The Writing Center

The Writing Center is a part of the Academic Success Center.  They provide assistance to anyone who is at any stage of the writing process, from brainstorming to partial or full drafts.  Call them to make an appointment with a writing assistant or visit their website for their online tips and handouts.

The Mathematics Learning Center

Located in 108 Kidder, the MLC provides students with access to drop-in tutoring.  They are open 9am-5pm Monday through Thursday and 9am-4pm on Fridays.  Aside from the tutoring services, they also provide a general studying area, solution manuals, and math software assistance.

The Collaborative Learning Center

The CLC is provided by the OSU Valley Library.  Located in the Learning Commons, the Valley Library coordinates a schedule of different departments that come to the library to provide assistance to students.  Regular attendees are the Writing Desk, the Chemistry Mole Hole, the Mathematics Learning Center, and the Physics Worm Hole, among a few others.

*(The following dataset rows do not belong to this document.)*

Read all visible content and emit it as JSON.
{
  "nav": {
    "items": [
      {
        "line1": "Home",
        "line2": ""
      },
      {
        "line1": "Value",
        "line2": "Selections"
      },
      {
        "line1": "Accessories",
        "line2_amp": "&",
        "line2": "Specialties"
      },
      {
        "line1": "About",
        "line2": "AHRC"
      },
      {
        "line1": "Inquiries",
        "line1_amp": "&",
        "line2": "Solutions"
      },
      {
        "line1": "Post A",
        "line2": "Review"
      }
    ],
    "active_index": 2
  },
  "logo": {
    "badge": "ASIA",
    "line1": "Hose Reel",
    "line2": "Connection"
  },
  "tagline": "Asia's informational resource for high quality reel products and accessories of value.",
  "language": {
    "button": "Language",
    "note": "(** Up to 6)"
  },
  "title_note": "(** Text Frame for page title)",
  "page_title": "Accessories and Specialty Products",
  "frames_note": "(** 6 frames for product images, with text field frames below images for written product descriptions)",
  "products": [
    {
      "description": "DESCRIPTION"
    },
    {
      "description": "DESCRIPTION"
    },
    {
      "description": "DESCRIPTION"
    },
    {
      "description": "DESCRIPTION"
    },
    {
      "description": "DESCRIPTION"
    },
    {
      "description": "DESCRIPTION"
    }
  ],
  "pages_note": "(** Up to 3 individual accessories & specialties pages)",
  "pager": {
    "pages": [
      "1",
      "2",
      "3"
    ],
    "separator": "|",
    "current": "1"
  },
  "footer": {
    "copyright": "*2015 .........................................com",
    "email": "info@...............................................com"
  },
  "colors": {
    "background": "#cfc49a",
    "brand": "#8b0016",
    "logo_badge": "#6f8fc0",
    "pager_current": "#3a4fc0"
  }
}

Counseling and Psychological Services

CAPS can provide you help in managing the many stresses you may be under.  You can call to make an appointment if you wish to talk to an unbiased party about practically anything going on.  From relationships to general stress to depression, CAPS can help you be healthier.  One of the unique programs they have is the Mind Spa.  You can relax and re-center yourself in a full body massage chair, explore biofeedback, or meditate.


Important Deadlines!

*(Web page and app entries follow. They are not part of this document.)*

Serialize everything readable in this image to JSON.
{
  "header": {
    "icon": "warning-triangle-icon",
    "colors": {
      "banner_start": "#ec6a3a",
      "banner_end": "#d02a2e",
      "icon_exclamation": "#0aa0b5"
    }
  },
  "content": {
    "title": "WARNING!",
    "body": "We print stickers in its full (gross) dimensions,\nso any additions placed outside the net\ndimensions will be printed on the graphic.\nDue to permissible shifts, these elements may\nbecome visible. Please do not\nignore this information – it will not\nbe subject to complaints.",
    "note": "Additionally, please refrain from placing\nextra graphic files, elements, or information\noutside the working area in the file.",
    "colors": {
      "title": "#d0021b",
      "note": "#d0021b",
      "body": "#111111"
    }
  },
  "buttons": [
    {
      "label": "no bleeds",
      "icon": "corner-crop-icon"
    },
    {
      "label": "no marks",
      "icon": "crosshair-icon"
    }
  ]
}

P/N Grading

Contrary to popular belief, you CANNOT elect to take a class Pass/No Credit.  This class grading system is determined by the university for enrichment or skill-building courses such internships and FOR 353.  P/N classes do not affect your GPA.  If you are concerned about a class that you are may be doing poorly in, the following options will help to preserve your GPA.

S/U Grading

S/U stands for Satisfactory/Unsatisfactory grading.  The last day to change your grading status in a class from the standard A-F grading to S/U is November 12.  If you want to do this, visit the Student Services Office and request a Change of Grading Basis form.  Fill it out and take it to your advisor for the required signature.  You CANNOT take a class for your major on the S/U system.  Also remember that if a Baccalaureate Core class is counted towards your major, that can’t be taken on an S/U basis either.  There is a university limit of 36 credits that can be taken  S/U.

Withdraw by Web

The last day to withdraw from a class is November 12.  You are able to withdraw using web registration through online services.  Withdrawing from a course results in a “W” on your transcript for that class and it will not affect your GPA.  While there is no limit to the amount of withdraw credits you can have, it is best to withdraw only when necessary because the Forestry programs are more prescriptive and ordered.  Consult with your advisor if you are concerned about your GPA, extending your time at the university, taking too many withdraw credits, or how a “W” might affect your financial aid and scholarships.

Get a jump on your Winter 2011 Schedule!

Phase 1 registration will begin on November 14.  Sign up for a meeting with your advisor (your advisor will email you instructions on how to sign up for an appointment) to check on progress towards graduation and what classes you need to take in the coming term.  The Winter 2011 course schedule can be found here.  Meeting with your advisor will allow you to get your registration PIN.  If you don’t remember who your advisor is, use this list of majors to help you out:

  • Forest Engineering: Loren Kellogg
  • Forest Engineering/Civil Engineering: Marv Pyles is on leave at this time; please visit the FERM Department in Pvy 204 for information on which advisor will help you during Marv’s absence.
  • Forest Management: Kama Luukinen
  • Forest Operations Management: John Sessions
  • Natural Resources: Connie Patterson
  • Natural Resources – Distance Education: Marge Victor
  • Recreation Resource Management: Connie Patterson
  • Renewable Materials/Wood Science & Technology: David Smith

Set up an appointment or stop by their office during drop-in/office hours for more information.